|Ph.D Student||Mi La|
|Subject||Nonlinear Dynamics and Stabilization of a|
Multi-Tethered Spherical Aerostat in Severe
|Department||Department of Autonomous Systems and Robotics||Supervisor||Professor Oded Gottlieb|
|Full Thesis text|
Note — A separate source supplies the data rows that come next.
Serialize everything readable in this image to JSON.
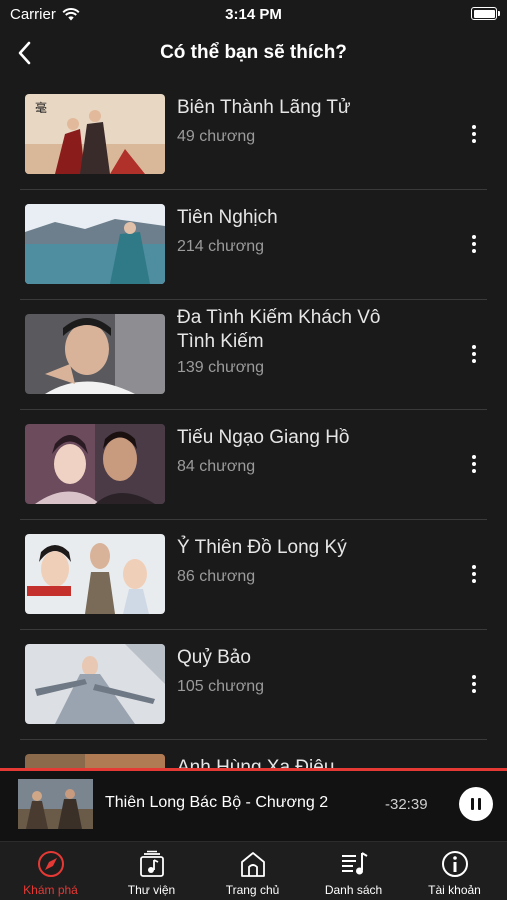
{
  "status_bar": {
    "carrier": "Carrier",
    "time": "3:14 PM"
  },
  "nav": {
    "title": "Có thể bạn sẽ thích?"
  },
  "items": [
    {
      "title": "Biên Thành Lãng Tử",
      "chapters": "49 chương"
    },
    {
      "title": "Tiên Nghịch",
      "chapters": "214 chương"
    },
    {
      "title": "Đa Tình Kiếm Khách Vô Tình Kiếm",
      "chapters": "139 chương"
    },
    {
      "title": "Tiếu Ngạo Giang Hồ",
      "chapters": "84 chương"
    },
    {
      "title": "Ỷ Thiên Đồ Long Ký",
      "chapters": "86 chương"
    },
    {
      "title": "Quỷ Bảo",
      "chapters": "105 chương"
    },
    {
      "title": "Anh Hùng Xạ Điêu",
      "chapters": ""
    }
  ],
  "player": {
    "title": "Thiên Long Bác Bộ - Chương 2",
    "remaining": "-32:39",
    "progress_fraction": 1.0
  },
  "tabs": [
    {
      "label": "Khám phá",
      "icon": "compass-icon",
      "active": true
    },
    {
      "label": "Thư viện",
      "icon": "library-icon",
      "active": false
    },
    {
      "label": "Trang chủ",
      "icon": "home-icon",
      "active": false
    },
    {
      "label": "Danh sách",
      "icon": "playlist-icon",
      "active": false
    },
    {
      "label": "Tài khoản",
      "icon": "info-icon",
      "active": false
    }
  ],
  "colors": {
    "accent": "#e53935",
    "background": "#1a1a1a",
    "tab_bar": "#1e1e1e"
  }
}
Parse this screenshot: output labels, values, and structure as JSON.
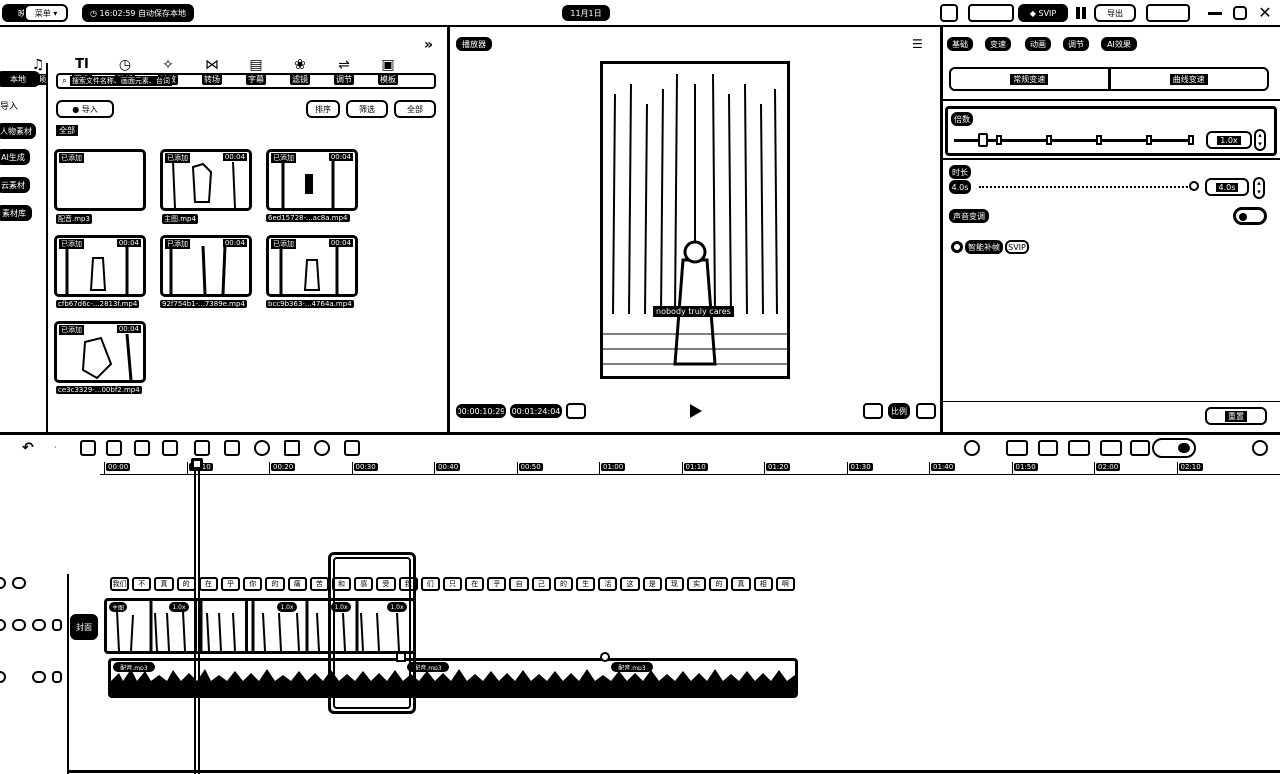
{
  "topbar": {
    "app_label": "映",
    "menu_label": "菜单",
    "autosave": "16:02:59 自动保存本地",
    "project_title": "11月1日",
    "vip_label": "SVIP",
    "export_label": "导出"
  },
  "toolbar": {
    "items": [
      {
        "label": "音频",
        "icon": "music-icon"
      },
      {
        "label": "文本",
        "icon": "text-icon"
      },
      {
        "label": "贴纸",
        "icon": "sticker-icon"
      },
      {
        "label": "特效",
        "icon": "effects-icon"
      },
      {
        "label": "转场",
        "icon": "transition-icon"
      },
      {
        "label": "字幕",
        "icon": "caption-icon"
      },
      {
        "label": "滤镜",
        "icon": "filter-icon"
      },
      {
        "label": "调节",
        "icon": "adjust-icon"
      },
      {
        "label": "模板",
        "icon": "template-icon"
      }
    ]
  },
  "left_sidebar": {
    "items": [
      "本地",
      "导入",
      "人物素材",
      "AI生成",
      "云素材",
      "素材库"
    ]
  },
  "media": {
    "search_placeholder": "搜索文件名称、画面元素、台词",
    "import_label": "导入",
    "sort_label": "排序",
    "filter_label": "筛选",
    "all_label": "全部",
    "section_label": "全部",
    "items": [
      {
        "tag": "已添加",
        "duration": "",
        "name": "配音.mp3"
      },
      {
        "tag": "已添加",
        "duration": "00:04",
        "name": "主图.mp4"
      },
      {
        "tag": "已添加",
        "duration": "00:04",
        "name": "6ed15728-...ac8a.mp4"
      },
      {
        "tag": "已添加",
        "duration": "00:04",
        "name": "cfb67d6c-...2813f.mp4"
      },
      {
        "tag": "已添加",
        "duration": "00:04",
        "name": "92f754b1-...7389e.mp4"
      },
      {
        "tag": "已添加",
        "duration": "00:04",
        "name": "bcc9b363-...4764a.mp4"
      },
      {
        "tag": "已添加",
        "duration": "00:04",
        "name": "ce3c3329-...00bf2.mp4"
      }
    ]
  },
  "player": {
    "title": "播放器",
    "subtitle": "nobody truly cares",
    "current_time": "00:00:10:29",
    "total_time": "00:01:24:04",
    "quality_label": "比例",
    "fullscreen_label": "全屏"
  },
  "props": {
    "tabs": [
      "基础",
      "变速",
      "动画",
      "调节",
      "AI效果"
    ],
    "speed_tabs": [
      "常规变速",
      "曲线变速"
    ],
    "speed_label": "倍数",
    "speed_value": "1.0x",
    "speed_fraction": 0.1,
    "duration_label": "时长",
    "duration_start": "4.0s",
    "duration_value": "4.0s",
    "pitch_label": "声音变调",
    "smooth_label": "智能补帧",
    "smooth_badge": "SVIP",
    "reset_label": "重置"
  },
  "timeline": {
    "ruler": [
      "00:00",
      "00:10",
      "00:20",
      "00:30",
      "00:40",
      "00:50",
      "01:00",
      "01:10",
      "01:20",
      "01:30",
      "01:40",
      "01:50",
      "02:00",
      "02:10"
    ],
    "cover_label": "封面",
    "audio_clips": [
      "配音.mp3",
      "配音.mp3",
      "配音.mp3"
    ],
    "video_clips": [
      "主图",
      "1.0x",
      "1.0x",
      "1.0x",
      "1.0x"
    ],
    "subtitle_clips": [
      "我们",
      "不",
      "真",
      "的",
      "在",
      "乎",
      "你",
      "的",
      "痛",
      "苦",
      "和",
      "感",
      "受",
      "我",
      "们",
      "只",
      "在",
      "乎",
      "自",
      "己",
      "的",
      "生",
      "活",
      "这",
      "是",
      "现",
      "实",
      "的",
      "真",
      "相",
      "啊"
    ]
  }
}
Tethered aerostats are restrained lighter-than-air systems that consist of buoyant bodies connected to the ground by mooring cables. These systems have been widely used for remote sensing applications for over a century. Recently, multi-tethered aerostats have been proposed for wind energy harvesting and for supporting reflectors of radio telescopes or optical energy transmission devices in remote regions. In severe environmental conditions, a tethered aerostat system is subject to vortex-induced vibration (VIV) where alternating vortex shedding transfers energy to the structure, causing large amplitude oscillatory behavior that can become nonstationary. This requires consistent nonlinear theoretical models that incorporate the spatio-temporal dynamics of both tether cables and the lighter-than-air lifting body and their fluid-structure interaction. Furthermore, to-date aerostat stabilization has been obtained via passive means, or by ground-based cable tensioners that are limited to mild operating conditions, and do not react autonomously to changing environmental conditions.
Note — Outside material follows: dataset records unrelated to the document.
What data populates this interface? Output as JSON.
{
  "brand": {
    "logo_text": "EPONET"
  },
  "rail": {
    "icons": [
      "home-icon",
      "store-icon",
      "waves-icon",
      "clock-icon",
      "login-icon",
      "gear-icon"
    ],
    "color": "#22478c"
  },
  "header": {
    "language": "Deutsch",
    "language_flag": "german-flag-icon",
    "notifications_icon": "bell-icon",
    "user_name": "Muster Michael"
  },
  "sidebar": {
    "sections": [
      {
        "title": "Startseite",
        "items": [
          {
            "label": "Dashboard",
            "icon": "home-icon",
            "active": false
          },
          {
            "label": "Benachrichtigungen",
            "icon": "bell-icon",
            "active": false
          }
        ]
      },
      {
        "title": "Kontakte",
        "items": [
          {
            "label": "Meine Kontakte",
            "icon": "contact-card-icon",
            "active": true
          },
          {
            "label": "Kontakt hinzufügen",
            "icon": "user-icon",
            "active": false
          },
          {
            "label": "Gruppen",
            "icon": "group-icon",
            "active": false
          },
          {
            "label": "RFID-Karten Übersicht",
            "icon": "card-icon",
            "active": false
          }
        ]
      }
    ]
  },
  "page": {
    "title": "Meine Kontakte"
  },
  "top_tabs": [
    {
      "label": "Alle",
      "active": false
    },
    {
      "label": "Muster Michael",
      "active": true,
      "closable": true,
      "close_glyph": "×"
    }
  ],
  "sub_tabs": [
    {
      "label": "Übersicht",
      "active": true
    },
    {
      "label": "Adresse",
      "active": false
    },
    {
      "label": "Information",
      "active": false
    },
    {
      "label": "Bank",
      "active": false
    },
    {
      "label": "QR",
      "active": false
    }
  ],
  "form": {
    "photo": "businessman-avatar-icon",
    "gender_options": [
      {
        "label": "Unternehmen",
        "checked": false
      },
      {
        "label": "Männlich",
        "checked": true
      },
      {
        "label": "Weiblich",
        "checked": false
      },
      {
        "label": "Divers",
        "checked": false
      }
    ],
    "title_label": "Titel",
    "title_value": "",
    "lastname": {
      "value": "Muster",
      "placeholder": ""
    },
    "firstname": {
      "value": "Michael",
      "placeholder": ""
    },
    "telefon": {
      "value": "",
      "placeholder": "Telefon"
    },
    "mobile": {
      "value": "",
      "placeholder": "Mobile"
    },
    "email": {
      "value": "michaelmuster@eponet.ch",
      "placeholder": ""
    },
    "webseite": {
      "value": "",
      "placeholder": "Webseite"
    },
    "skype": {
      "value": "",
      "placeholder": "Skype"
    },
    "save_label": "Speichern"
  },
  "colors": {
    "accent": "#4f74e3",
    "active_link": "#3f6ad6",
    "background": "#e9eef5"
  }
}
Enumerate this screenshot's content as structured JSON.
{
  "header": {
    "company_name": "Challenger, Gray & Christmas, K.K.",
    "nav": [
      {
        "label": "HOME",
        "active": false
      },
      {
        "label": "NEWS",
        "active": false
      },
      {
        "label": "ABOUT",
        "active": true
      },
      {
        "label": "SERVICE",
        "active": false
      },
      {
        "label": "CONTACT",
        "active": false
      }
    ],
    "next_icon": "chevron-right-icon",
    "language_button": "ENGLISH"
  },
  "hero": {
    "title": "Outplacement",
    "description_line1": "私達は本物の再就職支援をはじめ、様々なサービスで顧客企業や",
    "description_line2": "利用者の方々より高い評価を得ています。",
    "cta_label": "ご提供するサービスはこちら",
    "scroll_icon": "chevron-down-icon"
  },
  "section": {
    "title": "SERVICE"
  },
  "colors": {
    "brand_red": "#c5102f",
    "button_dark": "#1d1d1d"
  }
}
The challenges faced by modern aerostat systems are addressed in this research. We derive and analyze a Lagrangian based model for a multi-tethered spherical aerostat system with massless elastic tethers. The structural model is augmented by a coupled three-dimensional nonlinear wake oscillator describing the self-exciting VIV mechanism. The system parameters are determined by asymptotic model-based estimation for single tether benchmarks in water and air. We show that the proposed model incorporates multiple internal resonances, and exhibits diverse periodic, quasiperiodic and chaotic-like solutions. We formulate a planar initial-boundary value problem using the extended Hamilton's principle to investigate the effect of cable tether dynamics. We numerically demonstrate the importance of secondary combination resonances at high altitudes. We then consider amplitude reduction of maximal translations and rotations as our main goal for stabilization in severe environmental conditions. We employ a combined singular perturbation and numerical bifurcation methodology to investigate optimization of system design parameters and the influence of inertia wheel feedback for rotational amplitude reduction.